**Directions for this task:** Should any entry seem unclear, still set it down exactly as given, along with all the others.

**Extracted material:**
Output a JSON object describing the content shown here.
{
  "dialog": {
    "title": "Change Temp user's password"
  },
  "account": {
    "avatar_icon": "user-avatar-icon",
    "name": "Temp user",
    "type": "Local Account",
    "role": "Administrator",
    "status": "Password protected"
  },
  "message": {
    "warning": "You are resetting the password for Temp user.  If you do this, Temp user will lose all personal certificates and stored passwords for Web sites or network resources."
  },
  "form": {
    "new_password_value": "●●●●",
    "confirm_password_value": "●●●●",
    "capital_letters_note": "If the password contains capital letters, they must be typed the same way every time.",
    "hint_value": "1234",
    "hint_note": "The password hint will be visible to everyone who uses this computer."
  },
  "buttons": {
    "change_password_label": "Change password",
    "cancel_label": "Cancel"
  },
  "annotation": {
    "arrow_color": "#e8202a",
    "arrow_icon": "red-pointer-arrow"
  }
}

**Result for this task:**
Output a JSON object describing the content shown here.
{
  "dialog": {
    "title": "Change Temp user's password"
  },
  "account": {
    "avatar_icon": "user-avatar-icon",
    "name": "Temp user",
    "type": "Local Account",
    "role": "Administrator",
    "status": "Password protected"
  },
  "message": {
    "warning": "You are resetting the password for Temp user.  If you do this, Temp user will lose all personal certificates and stored passwords for Web sites or network resources."
  },
  "form": {
    "new_password_value": "●●●●",
    "confirm_password_value": "●●●●",
    "capital_letters_note": "If the password contains capital letters, they must be typed the same way every time.",
    "hint_value": "1234",
    "hint_note": "The password hint will be visible to everyone who uses this computer."
  },
  "buttons": {
    "change_password_label": "Change password",
    "cancel_label": "Cancel"
  },
  "annotation": {
    "arrow_color": "#e8202a",
    "arrow_icon": "red-pointer-arrow"
  }
}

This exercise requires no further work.